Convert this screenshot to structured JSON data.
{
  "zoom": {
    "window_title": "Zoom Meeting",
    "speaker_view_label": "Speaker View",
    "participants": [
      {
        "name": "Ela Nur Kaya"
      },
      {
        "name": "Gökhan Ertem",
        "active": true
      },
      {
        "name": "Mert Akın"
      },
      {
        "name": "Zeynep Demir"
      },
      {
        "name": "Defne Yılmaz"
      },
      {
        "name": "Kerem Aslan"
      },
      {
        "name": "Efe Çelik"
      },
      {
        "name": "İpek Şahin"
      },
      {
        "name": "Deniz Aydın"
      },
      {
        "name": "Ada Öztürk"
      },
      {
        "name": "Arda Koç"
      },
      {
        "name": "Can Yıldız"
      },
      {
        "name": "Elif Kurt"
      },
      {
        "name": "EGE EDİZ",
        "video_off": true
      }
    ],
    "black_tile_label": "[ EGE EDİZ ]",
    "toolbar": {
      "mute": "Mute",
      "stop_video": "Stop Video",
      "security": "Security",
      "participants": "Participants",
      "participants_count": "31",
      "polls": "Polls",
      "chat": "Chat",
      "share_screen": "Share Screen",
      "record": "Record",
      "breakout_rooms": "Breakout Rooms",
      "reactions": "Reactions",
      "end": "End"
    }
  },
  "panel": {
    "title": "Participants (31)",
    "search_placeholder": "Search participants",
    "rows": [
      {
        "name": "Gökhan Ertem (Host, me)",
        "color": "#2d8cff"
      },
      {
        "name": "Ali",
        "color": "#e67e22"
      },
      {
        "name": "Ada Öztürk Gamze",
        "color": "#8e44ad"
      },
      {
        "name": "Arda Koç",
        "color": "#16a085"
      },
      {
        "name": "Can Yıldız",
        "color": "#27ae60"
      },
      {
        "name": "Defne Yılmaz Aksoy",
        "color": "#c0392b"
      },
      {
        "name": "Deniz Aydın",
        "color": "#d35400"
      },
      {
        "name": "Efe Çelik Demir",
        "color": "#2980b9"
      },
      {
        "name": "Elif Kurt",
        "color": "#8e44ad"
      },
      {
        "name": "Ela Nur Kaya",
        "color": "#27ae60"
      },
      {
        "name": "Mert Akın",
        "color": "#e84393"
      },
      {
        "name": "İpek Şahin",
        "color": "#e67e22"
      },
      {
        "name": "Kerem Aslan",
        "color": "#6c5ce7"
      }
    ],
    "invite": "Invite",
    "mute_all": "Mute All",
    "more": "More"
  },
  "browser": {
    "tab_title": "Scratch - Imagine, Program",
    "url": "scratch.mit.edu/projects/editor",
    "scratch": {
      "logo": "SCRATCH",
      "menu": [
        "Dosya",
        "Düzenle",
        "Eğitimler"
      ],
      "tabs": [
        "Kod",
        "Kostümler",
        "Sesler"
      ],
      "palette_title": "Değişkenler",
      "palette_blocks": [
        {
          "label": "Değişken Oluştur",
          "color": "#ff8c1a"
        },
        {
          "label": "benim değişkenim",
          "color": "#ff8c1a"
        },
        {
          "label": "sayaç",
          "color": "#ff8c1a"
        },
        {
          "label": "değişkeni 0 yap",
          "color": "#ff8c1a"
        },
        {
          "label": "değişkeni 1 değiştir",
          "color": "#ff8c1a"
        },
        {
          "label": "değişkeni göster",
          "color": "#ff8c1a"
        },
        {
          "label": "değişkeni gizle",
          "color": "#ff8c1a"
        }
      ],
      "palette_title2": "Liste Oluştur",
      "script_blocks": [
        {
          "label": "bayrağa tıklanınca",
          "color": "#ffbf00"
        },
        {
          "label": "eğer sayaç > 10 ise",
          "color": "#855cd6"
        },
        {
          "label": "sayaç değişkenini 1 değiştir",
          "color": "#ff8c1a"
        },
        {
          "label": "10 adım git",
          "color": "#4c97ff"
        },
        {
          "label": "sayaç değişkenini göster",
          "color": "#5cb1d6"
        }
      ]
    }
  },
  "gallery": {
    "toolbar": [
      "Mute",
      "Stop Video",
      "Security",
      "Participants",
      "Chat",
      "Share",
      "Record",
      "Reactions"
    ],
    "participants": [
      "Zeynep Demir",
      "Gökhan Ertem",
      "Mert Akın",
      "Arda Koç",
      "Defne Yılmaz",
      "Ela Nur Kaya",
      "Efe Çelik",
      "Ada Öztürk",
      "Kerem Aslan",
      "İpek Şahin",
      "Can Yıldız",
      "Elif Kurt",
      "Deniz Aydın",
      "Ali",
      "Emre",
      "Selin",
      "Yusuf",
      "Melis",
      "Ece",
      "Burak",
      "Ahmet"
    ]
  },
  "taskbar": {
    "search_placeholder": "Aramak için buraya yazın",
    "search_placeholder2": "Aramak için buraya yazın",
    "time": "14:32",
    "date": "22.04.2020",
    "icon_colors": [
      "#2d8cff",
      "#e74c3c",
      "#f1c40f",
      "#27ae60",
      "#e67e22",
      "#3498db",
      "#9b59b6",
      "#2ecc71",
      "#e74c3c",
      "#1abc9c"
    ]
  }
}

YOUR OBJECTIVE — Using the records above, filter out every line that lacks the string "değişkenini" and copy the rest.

TASK ANSWER —
          "label": "sayaç değişkenini 1 değiştir",
          "label": "sayaç değişkenini göster",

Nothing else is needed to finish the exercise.